Source data
== Segment start ==

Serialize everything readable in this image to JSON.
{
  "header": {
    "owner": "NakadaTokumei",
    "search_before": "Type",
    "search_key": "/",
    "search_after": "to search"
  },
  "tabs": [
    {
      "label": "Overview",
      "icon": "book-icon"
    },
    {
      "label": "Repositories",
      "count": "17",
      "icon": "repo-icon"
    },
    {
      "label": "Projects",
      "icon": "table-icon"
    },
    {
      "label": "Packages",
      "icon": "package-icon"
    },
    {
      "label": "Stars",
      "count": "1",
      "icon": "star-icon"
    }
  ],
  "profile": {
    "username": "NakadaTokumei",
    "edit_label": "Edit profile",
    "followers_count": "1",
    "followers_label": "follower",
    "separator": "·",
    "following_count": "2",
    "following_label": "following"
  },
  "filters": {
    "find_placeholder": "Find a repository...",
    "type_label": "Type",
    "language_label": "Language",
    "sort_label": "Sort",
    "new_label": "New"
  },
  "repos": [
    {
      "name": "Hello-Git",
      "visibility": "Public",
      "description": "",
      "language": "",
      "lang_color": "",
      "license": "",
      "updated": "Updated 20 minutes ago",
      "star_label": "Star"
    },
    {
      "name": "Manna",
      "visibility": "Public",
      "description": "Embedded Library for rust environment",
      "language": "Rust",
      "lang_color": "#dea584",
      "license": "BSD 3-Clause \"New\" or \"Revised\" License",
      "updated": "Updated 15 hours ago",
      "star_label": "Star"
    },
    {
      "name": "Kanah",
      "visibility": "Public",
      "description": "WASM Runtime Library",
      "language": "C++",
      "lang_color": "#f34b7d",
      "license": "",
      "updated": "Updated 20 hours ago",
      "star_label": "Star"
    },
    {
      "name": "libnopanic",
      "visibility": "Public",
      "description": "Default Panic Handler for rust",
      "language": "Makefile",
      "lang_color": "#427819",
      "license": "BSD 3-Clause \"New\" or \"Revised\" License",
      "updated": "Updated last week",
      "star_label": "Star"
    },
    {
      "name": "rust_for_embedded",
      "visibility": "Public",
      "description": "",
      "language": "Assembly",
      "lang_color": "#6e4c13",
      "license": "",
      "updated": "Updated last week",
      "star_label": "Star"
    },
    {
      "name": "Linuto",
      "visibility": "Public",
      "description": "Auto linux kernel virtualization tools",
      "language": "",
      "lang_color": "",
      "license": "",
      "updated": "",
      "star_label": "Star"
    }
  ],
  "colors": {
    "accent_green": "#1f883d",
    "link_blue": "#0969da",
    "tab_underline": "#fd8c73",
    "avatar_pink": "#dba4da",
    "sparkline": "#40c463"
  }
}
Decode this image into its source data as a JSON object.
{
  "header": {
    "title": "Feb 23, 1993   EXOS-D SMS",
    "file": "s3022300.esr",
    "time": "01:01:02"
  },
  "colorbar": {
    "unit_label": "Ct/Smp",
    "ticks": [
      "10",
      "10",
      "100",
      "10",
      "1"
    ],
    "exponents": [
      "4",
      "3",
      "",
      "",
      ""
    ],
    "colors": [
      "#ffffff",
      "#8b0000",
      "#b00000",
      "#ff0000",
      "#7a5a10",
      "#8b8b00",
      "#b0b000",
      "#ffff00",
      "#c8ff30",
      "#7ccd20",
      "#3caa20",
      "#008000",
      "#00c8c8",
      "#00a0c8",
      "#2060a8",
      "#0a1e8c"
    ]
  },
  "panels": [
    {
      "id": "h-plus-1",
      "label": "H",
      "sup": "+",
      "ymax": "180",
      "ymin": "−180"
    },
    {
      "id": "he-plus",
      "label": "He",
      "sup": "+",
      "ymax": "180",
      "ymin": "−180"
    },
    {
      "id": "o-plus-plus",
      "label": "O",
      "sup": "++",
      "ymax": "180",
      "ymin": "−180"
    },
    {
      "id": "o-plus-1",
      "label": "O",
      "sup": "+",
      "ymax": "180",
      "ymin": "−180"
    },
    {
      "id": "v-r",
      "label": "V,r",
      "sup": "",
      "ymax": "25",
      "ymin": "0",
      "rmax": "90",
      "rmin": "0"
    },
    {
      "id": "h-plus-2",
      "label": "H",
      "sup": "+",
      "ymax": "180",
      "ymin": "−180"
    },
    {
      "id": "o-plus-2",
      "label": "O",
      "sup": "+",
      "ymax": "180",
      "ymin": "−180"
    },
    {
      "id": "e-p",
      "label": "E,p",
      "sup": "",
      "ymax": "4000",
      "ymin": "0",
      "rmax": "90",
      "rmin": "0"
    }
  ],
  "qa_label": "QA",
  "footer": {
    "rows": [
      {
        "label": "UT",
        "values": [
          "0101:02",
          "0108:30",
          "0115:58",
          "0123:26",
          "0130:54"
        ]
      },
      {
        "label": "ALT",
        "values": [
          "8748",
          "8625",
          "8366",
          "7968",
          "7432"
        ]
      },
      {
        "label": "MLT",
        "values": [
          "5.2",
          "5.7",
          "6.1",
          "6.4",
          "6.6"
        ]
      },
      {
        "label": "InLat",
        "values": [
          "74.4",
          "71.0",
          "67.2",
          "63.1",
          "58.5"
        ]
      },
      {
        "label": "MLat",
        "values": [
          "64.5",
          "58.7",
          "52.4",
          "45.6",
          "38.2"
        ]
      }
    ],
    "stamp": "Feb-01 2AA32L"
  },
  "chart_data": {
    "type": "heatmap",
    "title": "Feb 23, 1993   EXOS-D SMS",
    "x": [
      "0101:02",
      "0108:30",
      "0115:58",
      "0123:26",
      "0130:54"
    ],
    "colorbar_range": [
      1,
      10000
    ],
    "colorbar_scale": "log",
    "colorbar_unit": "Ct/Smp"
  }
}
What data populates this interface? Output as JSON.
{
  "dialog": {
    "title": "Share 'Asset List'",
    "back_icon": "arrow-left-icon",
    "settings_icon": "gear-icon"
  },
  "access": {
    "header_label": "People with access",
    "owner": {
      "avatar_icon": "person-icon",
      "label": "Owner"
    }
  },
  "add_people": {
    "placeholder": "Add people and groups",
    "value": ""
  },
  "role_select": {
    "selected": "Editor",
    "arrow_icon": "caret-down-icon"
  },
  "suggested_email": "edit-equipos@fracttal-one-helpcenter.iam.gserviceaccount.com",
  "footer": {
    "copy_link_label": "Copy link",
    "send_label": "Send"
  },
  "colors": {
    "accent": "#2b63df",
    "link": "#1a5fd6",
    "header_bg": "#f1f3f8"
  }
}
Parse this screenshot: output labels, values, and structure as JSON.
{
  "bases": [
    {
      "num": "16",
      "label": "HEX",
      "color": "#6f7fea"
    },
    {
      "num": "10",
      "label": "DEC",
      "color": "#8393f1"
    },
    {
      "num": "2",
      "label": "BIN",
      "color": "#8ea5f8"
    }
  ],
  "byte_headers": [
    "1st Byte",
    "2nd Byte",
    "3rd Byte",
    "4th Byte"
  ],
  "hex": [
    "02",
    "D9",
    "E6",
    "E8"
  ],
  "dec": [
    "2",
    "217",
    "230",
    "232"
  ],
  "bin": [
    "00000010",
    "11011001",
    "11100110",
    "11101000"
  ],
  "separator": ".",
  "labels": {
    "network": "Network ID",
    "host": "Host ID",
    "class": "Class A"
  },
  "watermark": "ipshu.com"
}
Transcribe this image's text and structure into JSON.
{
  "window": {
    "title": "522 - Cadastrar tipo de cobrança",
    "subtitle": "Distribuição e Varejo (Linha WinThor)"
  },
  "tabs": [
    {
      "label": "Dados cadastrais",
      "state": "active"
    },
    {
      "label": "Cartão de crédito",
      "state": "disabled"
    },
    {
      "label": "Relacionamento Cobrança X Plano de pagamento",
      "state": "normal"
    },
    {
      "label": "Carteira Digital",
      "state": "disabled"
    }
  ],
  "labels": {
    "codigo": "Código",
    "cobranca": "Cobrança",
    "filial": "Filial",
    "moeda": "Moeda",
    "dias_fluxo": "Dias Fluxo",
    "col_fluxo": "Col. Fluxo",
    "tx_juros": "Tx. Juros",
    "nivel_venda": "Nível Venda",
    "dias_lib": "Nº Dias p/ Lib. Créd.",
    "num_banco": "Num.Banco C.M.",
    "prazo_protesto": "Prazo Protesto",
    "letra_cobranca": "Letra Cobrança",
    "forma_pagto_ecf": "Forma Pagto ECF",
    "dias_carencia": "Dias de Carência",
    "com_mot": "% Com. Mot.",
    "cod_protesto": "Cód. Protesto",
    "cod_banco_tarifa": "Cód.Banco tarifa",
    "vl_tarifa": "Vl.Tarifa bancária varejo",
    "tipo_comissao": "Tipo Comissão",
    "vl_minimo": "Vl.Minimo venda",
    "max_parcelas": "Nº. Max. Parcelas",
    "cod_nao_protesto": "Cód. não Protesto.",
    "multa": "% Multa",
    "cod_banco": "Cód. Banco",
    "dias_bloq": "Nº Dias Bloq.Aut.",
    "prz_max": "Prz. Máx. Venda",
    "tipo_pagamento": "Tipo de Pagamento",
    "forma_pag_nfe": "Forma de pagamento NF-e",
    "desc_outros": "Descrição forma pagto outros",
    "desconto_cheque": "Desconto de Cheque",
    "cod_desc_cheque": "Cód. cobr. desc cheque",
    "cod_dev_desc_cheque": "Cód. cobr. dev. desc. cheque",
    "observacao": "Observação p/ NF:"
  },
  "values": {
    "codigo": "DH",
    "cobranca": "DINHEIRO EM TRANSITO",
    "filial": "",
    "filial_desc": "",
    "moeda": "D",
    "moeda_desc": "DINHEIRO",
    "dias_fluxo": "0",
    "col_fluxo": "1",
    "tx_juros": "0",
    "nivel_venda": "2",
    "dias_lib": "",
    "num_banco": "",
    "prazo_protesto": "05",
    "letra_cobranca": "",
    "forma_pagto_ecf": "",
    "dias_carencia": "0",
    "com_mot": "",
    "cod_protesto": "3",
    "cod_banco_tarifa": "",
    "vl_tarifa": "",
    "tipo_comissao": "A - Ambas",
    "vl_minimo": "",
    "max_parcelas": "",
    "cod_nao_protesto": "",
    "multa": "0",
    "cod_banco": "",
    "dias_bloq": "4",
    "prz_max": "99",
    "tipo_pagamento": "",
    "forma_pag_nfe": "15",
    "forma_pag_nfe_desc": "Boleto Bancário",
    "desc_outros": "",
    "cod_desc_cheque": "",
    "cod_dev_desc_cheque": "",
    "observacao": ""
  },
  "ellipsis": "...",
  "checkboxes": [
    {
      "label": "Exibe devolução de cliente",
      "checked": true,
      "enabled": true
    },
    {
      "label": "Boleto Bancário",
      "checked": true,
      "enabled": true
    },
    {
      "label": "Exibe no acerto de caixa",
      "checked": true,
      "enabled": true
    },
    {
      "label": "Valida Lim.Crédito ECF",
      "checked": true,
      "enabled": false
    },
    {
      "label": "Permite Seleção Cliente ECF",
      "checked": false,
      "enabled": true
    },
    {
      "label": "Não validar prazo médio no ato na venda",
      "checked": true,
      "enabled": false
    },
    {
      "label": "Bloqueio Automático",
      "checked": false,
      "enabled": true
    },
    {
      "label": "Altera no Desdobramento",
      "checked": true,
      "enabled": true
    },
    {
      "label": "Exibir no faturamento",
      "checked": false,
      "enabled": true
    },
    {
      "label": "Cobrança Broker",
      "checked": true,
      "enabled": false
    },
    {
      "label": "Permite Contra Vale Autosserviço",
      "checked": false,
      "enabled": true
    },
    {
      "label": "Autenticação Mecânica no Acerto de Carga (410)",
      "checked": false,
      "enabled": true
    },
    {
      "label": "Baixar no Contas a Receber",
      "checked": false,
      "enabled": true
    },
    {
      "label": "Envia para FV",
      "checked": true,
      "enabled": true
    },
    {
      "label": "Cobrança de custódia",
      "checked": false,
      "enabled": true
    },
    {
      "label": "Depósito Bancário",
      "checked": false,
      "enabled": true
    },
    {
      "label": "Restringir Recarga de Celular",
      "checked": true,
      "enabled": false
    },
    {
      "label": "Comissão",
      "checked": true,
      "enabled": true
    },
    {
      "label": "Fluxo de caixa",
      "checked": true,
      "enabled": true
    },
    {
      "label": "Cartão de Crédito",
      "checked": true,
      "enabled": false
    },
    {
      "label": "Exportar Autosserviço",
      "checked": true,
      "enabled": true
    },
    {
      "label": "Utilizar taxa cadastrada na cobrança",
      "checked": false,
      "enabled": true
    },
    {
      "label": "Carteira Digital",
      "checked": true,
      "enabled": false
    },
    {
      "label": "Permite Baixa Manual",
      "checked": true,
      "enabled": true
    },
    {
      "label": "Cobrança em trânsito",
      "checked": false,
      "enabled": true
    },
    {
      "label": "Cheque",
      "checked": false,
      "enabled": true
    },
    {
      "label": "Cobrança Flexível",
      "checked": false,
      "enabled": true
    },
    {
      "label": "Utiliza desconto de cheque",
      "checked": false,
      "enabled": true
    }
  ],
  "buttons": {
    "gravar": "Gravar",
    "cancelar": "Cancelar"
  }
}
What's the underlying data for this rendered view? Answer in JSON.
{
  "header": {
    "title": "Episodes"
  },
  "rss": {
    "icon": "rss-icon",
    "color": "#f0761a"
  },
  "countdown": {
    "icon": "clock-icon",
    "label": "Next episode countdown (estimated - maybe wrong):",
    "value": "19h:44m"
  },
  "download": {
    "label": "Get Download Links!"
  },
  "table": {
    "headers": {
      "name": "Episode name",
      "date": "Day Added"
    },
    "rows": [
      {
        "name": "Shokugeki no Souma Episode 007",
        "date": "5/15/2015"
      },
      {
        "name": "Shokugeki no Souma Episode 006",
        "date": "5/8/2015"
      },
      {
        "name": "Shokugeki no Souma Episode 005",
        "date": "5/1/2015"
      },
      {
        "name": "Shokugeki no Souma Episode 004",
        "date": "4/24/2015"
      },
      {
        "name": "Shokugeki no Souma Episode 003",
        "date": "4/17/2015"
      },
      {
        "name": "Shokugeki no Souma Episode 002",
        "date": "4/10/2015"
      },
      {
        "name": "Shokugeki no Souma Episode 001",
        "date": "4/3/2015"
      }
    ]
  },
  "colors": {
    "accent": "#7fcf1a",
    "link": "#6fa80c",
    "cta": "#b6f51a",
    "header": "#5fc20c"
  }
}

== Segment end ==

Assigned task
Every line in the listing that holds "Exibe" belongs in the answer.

Answer space
      "label": "Exibe devolução de cliente",
      "label": "Exibe no acerto de caixa",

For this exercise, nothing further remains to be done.